Doosan Machine Tools welcomes the Puma 2600 SY II to its lineup of high productivity turning centers. The turning center is a high performance, 10-inch class, subspindle Y-axis horizontal turning center designed to craft high precision parts from a range of tough-to-machine materials. A study was conducted to improve upon every aspect of the previous model, and the result is a machine that’s well equipped to handle the toughest tasks, the company says.
The Puma 2600 SY II’s bed is designed for excellent rigidity and accuracy. A standard active thermal compensation system features six sensors that collect the temperature at each location and feeds into the machine control to compensate for structural changes caused by heat growth, decreasing the effects of thermal deformation by 60-70 percent compared with the previous model. NTN sliding bearings have been applied to all axis box guideways on the carriage, improving fine movement by more than 40 percent and wear resistance by more than 30 percent. The feed box and X-axis bearing mount have been reinforced for high rigidity.
“Shops that routinely handle complex jobs are going to want to look at the Puma 2600 SY II,” says Jim Shiner, director of sales and marketing at Doosan Machine Tools America. “It was designed from the ground up to be supremely accurate and reliable without breaking the bank. Complex parts are machined in a single setup, which ultimately saves time and brings a healthier bottom line.”
The built-in spindle minimizes vibration and provides better acceleration and a smooth, fast ramp-up. It generates a maximum 22 kW (30 hp) and 599 Nm (442.1 foot-pounds) of torque. Improved spindle run out (6 microns) has been achieved by changing the structure of the spindle bearings from four angular ball bearings to two angular contact ball plus two taper roller bearings. In addition to improved accuracy, this design update delivers increased radial load capacity for heavy cutting performance.
The 12-station milling turret has also been redesigned for improved durability, increased clamping force and reduced tool runout. The 10-hp rotary tool drive motor features a maximum 70 foot-pounds of torque and can continuously maintain 25 foot-pounds of torque from 425 to 5,000 rpm. BMT tooling is said to provide excellent rigidity for heavy chip removal, fine surface finishes, long boring bar overhang ratios and extended tool life. Turret indexing time has been reduced as well: 1.2 seconds for a full turret index and 0.15 second for a single-station swivel.

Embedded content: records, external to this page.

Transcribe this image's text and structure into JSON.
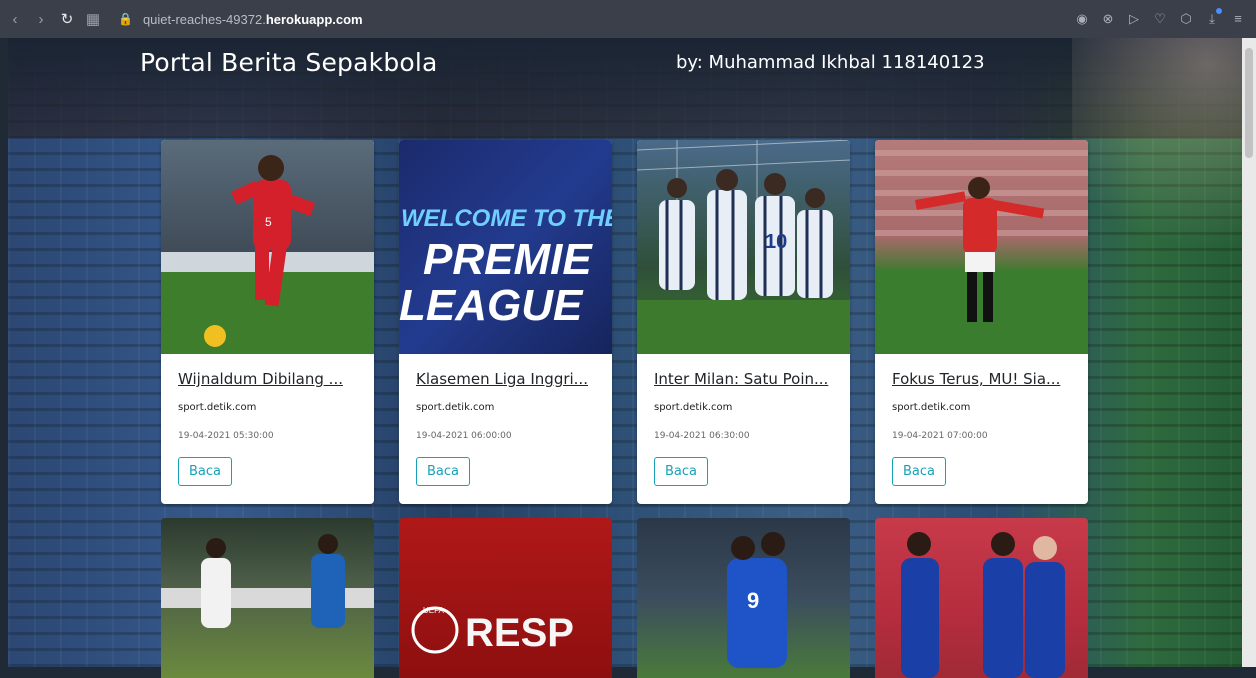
{
  "browser": {
    "url_sub": "quiet-reaches-49372.",
    "url_domain": "herokuapp.com",
    "back_icon": "chevron-left-icon",
    "forward_icon": "chevron-right-icon",
    "reload_icon": "reload-icon",
    "apps_icon": "grid-icon",
    "lock_icon": "lock-icon",
    "tools": [
      "camera-icon",
      "close-circle-icon",
      "send-icon",
      "heart-icon",
      "cube-icon",
      "download-icon",
      "menu-icon"
    ]
  },
  "header": {
    "title": "Portal Berita Sepakbola",
    "byline": "by: Muhammad Ikhbal 118140123"
  },
  "cards": [
    {
      "title": "Wijnaldum Dibilang ...",
      "source": "sport.detik.com",
      "date": "19-04-2021 05:30:00",
      "button": "Baca"
    },
    {
      "title": "Klasemen Liga Inggri...",
      "source": "sport.detik.com",
      "date": "19-04-2021 06:00:00",
      "button": "Baca"
    },
    {
      "title": "Inter Milan: Satu Poin...",
      "source": "sport.detik.com",
      "date": "19-04-2021 06:30:00",
      "button": "Baca"
    },
    {
      "title": "Fokus Terus, MU! Sia...",
      "source": "sport.detik.com",
      "date": "19-04-2021 07:00:00",
      "button": "Baca"
    }
  ],
  "image_text": {
    "welcome": "WELCOME TO THE",
    "premier": "PREMIE",
    "league": "LEAGUE",
    "respect": "RESP",
    "uefa": "UEFA",
    "kit_number_2": "5",
    "kit_number_3": "10",
    "kit_number_7": "9"
  },
  "colors": {
    "accent": "#17a2b8",
    "browser_bar": "#3a3f49"
  }
}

The Doosan FANUC i series operation panel has an updated Easy Operation Package (EOP) with improved setup, operation and maintenance programing, the company says.
Introduced to the turn-mill machine tool design in about 1996, the Y axis was first used on a single-spindle, mill-turn lathe with a subspindle. The idea of a Y axis on a CNC originated from the quality limitation of polar interpolation and the difficulty in programming, not from electronic advances in controls or servomotor technology as one might commonly think.
Workholding for turning is usually fairly basic: The selection comes down to chucks or collets. This article looks at when to consider the collet chuck and what kind might be best for a given application.
CNC Swiss-Type machines have more capability built in than ever before. Many of these capabilites can be accessed using attachments that increase the throughput of the machine tool, improve the quality of the work coming off the machine and reduce or eliminate the need for secondary operations even for very complex workpieces.